The question was allowed yesterday and I did not receive an answer. Tá áthas orm Bille na Gaeilge a fheiceáil ar liosta na reachtaíocht atá geallta. An féidir leis an Taoiseach a rá caitheann a fhoilseófar é? An bhfuil dáta aige go fóill?

An bliain seo chugainn.

When will the Bail Act, 1997, be implemented? The people voted to change the bail laws 15 months ago and last May this House passed the Bill. The Taoiseach said the reason for the delay is lack of prison spaces.

In the prison space programme, of the 840 prison places which were promised and delivered by the former Minister, Deputy Owen, 400 have now been completed. Why has the Minister not prioritised the Attachment of Earnings Bill which would free up several hundred prison places? Places would be made readily available by introducing sensible measures whereby fines would be deducted at source and people would be unable to stand on their dignity and hold down valuable prison places.

I dealt with this matter last week and a question to the Minister was also put down. As soon as there are more adequate spaces, which are coming on stream from the prisons' programme at present under construction, the Minister intends to bring the sections into force.

Why does he not get started?

The Eighteenth Amendment of the Constitution Bill is on the Order Paper, dealing with the proposal to allow 20,000 citizens to nominate a candidate for the Presidency. On 1 October, it passed Second Stage unanimously. The order made in the House was that in accordance with Standing Order 104, it would be referred to a special or select committee. It is time the Bill was concluded. This day next week I will seek the appropriate order to be made, which would be to have it referred to the Select Committee on the Environment and Local Government so it can go through Committee Stage.

That matter will be looked at.

I thought we would refer it to the constitutional review committee.

That is not a committee of the House.

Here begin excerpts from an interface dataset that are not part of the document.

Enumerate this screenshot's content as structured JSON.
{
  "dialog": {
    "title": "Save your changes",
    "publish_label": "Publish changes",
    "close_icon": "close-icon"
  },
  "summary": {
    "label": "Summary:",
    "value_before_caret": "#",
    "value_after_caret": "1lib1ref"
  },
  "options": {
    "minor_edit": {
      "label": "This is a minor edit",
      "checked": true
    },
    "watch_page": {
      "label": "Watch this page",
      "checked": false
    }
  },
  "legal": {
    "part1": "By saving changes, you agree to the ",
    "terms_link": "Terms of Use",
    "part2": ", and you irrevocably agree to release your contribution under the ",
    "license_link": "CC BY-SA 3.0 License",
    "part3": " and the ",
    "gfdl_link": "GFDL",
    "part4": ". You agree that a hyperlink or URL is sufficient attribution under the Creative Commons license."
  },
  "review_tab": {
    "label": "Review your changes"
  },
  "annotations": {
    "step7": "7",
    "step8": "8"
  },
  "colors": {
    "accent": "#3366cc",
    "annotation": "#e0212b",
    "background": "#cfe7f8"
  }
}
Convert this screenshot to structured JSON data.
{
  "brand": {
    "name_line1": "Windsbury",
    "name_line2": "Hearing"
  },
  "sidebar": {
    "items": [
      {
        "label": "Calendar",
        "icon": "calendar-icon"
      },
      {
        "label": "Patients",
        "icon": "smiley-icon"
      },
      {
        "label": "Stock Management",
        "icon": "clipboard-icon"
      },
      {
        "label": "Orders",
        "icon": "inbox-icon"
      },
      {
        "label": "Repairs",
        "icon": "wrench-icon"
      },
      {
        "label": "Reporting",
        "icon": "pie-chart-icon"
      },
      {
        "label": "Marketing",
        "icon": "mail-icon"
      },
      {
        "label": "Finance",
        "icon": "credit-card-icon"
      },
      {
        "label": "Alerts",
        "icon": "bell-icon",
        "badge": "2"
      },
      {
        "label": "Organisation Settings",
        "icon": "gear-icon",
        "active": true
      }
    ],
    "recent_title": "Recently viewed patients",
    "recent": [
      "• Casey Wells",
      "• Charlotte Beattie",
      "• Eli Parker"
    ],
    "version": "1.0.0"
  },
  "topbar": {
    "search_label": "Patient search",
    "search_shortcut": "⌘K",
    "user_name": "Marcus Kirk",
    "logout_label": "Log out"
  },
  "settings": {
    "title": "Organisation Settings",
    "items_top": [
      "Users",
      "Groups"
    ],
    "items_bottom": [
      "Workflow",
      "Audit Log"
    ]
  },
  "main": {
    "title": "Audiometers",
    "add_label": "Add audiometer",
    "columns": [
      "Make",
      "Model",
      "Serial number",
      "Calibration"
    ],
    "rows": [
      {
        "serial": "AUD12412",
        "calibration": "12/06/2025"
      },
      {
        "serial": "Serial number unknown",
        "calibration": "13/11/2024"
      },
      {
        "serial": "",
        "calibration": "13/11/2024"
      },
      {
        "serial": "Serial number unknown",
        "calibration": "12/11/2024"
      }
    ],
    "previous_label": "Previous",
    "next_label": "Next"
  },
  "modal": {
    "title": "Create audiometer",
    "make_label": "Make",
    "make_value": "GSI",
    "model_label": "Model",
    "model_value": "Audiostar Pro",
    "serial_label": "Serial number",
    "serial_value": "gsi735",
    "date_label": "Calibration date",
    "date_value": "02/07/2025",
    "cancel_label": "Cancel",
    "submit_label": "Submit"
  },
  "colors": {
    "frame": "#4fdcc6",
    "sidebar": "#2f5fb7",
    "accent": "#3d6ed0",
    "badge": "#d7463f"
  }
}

It cannot be referred to the all-party committee on the Constitution because it is not a select committee and cannot deal with Committee Stage of the Bill. I am advised that is not the correct procedural approach.

I understood we agreed we could send it to the all-party committee on the Constitution. I am prepared to move it on, as I promised before Christmas.

Deputy Jim Higgins asked me about the Attachment of Earnings Bill — it is at a preliminary stage.